Austin Moore, 2L

Before coming to Michigan Law, Austin Moore was a police officer in his home state of Indiana for six years. His dream was to go to law school, and his experience in law enforcement helped confirm that for him. “It’s a rare career path, but one I would encourage—I came to the Law School with some experience reading statutes and court decisions and applying them to the real world,” he says.

Moore was told that working for a federal agency is a great way to get substantive experience, so he interned at the Securities and Exchange Commission before his 2L year. He was doing legal research, digging into facts, weighing evidence, and applying the law, and he saw similarities to his time as a police officer. He was exposed to a variety of cases: domestic and foreign corruption, investor fraud, executive misstatements, and insider trading. “It’s a broad area of law because it applies to so many industries, and every day was different because there are myriad ways to commit fraud,” he says.

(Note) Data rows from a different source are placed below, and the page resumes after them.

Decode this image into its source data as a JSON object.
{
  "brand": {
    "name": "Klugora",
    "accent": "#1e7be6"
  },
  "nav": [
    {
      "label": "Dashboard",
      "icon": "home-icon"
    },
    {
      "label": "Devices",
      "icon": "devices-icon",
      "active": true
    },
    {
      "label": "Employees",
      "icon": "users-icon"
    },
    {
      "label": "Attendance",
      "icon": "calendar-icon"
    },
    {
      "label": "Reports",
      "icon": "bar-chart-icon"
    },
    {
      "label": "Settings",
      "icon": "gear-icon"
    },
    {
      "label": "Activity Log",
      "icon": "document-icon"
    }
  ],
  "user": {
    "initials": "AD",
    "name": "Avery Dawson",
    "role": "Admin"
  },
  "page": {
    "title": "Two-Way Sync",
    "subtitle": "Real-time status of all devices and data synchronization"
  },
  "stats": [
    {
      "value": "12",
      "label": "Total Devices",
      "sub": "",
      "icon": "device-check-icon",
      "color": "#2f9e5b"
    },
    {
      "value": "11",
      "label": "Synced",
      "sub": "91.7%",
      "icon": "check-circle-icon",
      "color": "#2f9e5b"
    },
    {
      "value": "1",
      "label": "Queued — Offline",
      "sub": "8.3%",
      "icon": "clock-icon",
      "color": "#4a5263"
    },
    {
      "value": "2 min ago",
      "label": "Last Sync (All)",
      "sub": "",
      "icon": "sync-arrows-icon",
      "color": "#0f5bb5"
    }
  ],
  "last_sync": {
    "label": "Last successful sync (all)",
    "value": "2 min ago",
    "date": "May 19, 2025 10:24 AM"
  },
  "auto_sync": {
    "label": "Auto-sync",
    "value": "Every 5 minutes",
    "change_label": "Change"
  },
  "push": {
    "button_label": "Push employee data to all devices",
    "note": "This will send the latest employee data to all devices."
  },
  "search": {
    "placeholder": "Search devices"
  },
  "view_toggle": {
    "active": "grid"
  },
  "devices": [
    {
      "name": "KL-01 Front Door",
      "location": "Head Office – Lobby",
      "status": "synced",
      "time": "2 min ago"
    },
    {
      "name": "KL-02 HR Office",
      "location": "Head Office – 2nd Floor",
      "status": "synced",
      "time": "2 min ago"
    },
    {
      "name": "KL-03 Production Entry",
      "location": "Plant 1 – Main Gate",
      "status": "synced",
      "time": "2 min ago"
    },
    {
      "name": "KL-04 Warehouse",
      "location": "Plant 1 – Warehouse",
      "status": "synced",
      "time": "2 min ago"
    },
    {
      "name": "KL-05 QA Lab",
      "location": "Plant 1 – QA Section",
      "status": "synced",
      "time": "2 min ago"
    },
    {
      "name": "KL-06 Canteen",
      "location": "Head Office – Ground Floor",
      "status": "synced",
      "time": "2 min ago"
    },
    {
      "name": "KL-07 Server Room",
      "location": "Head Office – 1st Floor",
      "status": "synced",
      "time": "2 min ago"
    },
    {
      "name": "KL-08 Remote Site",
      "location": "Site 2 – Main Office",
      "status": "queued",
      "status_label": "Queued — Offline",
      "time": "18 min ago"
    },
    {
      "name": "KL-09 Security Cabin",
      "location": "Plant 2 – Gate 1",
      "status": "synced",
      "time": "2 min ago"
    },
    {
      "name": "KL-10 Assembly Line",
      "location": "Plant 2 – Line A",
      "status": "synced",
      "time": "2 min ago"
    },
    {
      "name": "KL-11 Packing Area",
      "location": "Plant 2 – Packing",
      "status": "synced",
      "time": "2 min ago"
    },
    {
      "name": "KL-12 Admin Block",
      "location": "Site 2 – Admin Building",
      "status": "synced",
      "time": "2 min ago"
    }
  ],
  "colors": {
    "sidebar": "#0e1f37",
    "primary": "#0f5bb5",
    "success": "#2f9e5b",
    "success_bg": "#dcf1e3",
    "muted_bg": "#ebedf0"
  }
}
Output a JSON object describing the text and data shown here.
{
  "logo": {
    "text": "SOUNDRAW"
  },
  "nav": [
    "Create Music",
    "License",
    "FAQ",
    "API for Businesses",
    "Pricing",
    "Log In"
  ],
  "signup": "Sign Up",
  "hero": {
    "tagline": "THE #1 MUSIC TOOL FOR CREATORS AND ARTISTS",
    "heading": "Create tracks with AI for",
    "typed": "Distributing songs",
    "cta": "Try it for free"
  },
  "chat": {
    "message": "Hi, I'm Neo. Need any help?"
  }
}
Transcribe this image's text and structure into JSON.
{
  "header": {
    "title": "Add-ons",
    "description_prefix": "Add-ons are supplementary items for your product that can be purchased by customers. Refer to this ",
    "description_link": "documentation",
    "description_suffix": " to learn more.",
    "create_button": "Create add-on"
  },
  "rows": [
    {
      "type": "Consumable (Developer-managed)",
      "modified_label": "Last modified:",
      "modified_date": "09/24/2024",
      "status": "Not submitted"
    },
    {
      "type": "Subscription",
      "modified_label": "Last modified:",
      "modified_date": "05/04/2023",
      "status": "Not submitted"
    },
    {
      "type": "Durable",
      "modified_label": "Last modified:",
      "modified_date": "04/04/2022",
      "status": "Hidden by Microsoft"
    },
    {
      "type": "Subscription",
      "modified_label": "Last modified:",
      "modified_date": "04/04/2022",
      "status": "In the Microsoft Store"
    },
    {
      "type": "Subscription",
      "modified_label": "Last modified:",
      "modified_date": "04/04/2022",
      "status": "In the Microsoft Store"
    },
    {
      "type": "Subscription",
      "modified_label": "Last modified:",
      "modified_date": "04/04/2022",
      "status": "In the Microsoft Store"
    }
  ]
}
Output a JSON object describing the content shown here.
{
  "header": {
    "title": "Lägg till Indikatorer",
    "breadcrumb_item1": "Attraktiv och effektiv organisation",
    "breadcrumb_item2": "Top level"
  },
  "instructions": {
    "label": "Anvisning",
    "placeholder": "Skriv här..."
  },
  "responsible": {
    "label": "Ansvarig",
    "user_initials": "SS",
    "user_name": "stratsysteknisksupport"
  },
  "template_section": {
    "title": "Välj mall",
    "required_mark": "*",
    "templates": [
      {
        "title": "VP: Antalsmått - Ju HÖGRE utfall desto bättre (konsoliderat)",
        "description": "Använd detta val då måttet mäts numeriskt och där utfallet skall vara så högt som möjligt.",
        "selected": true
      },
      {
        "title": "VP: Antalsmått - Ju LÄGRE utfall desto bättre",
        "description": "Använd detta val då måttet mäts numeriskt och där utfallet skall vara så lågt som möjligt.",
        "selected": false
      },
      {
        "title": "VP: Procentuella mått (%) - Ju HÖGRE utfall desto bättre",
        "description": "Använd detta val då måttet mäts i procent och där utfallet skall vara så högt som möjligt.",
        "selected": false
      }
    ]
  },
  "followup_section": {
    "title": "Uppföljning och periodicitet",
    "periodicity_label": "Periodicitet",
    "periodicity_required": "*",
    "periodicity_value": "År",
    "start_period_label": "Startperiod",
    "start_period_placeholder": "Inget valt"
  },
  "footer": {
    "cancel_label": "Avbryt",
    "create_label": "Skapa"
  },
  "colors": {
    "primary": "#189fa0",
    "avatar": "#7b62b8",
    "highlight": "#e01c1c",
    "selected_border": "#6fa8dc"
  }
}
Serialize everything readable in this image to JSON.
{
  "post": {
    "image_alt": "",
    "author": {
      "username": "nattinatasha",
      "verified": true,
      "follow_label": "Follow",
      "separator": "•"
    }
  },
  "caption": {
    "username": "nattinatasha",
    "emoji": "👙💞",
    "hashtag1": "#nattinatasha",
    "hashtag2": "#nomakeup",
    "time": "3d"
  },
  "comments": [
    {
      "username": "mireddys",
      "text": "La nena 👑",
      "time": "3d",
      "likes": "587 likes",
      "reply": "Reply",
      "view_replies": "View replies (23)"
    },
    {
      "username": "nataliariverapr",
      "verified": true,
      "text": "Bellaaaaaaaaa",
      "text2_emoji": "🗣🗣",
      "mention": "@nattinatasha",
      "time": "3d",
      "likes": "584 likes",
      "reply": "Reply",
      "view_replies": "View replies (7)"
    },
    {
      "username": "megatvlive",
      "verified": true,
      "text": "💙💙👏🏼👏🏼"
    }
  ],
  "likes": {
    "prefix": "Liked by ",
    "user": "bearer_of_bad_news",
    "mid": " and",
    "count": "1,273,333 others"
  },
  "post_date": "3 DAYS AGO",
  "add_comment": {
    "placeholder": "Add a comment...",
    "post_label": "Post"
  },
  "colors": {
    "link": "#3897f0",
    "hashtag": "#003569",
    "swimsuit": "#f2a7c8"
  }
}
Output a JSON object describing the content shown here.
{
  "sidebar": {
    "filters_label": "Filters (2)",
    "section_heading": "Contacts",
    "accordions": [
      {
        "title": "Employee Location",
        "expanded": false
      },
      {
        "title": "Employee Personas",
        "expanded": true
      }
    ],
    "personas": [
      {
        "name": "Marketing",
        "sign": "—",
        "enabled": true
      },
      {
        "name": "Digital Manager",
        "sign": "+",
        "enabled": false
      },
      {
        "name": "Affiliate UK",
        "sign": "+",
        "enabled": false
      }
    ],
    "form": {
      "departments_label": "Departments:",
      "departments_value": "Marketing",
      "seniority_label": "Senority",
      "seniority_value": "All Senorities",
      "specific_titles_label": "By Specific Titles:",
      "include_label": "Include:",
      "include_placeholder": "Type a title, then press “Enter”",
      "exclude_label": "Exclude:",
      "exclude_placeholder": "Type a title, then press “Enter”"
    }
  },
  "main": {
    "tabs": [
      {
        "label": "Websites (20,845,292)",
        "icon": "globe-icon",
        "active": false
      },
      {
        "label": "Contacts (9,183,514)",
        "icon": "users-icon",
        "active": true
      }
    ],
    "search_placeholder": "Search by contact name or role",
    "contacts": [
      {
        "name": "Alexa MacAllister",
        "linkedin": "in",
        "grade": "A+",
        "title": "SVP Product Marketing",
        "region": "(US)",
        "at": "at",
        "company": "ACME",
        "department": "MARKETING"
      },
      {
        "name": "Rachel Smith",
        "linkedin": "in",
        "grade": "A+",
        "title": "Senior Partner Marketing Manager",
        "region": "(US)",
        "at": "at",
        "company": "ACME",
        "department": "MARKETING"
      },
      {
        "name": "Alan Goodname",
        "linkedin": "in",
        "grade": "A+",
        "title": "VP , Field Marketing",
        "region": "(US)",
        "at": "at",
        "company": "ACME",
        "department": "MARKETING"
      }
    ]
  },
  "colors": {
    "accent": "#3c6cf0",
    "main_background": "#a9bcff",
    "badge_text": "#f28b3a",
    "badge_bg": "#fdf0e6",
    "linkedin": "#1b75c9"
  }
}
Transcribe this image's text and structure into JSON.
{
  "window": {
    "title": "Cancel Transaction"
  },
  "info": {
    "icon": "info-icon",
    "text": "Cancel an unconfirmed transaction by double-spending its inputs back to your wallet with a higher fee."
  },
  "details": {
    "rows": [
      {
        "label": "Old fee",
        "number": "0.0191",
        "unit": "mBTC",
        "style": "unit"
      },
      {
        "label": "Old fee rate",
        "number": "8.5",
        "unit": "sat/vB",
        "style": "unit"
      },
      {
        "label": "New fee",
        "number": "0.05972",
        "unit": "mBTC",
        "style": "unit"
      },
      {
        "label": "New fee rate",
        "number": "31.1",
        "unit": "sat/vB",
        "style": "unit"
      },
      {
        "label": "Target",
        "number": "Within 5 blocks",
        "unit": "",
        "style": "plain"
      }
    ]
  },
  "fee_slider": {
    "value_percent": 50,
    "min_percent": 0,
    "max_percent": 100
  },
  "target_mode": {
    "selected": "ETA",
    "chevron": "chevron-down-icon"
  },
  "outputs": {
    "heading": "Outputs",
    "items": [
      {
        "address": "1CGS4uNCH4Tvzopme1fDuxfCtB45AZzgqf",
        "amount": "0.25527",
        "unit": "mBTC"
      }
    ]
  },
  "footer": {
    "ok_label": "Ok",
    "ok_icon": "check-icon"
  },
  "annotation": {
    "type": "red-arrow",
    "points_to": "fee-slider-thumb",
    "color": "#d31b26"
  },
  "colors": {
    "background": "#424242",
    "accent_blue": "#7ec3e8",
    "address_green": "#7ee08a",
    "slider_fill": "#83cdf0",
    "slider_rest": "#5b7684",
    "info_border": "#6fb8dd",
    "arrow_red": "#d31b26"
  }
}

At Michigan Law, you’re surrounded by great people who care about you and want you to succeed.”

Moore matriculated at Michigan Law because it provided a balance between opportunity and financial support, and the scholarship he received was a big part of his decision. “At Michigan Law, you’re surrounded by great people who care about you and want you to succeed,” he says. “You feel lucky just to get in.”

The admissions office prioritizes bringing in people with diverse backgrounds, which contributes to rich classroom discussions that are facilitated by these different experiences. “My time as a police officer informs how I contribute to the class discussion, and others bring their own perspectives,” he says. “It’s a great environment to learn in.”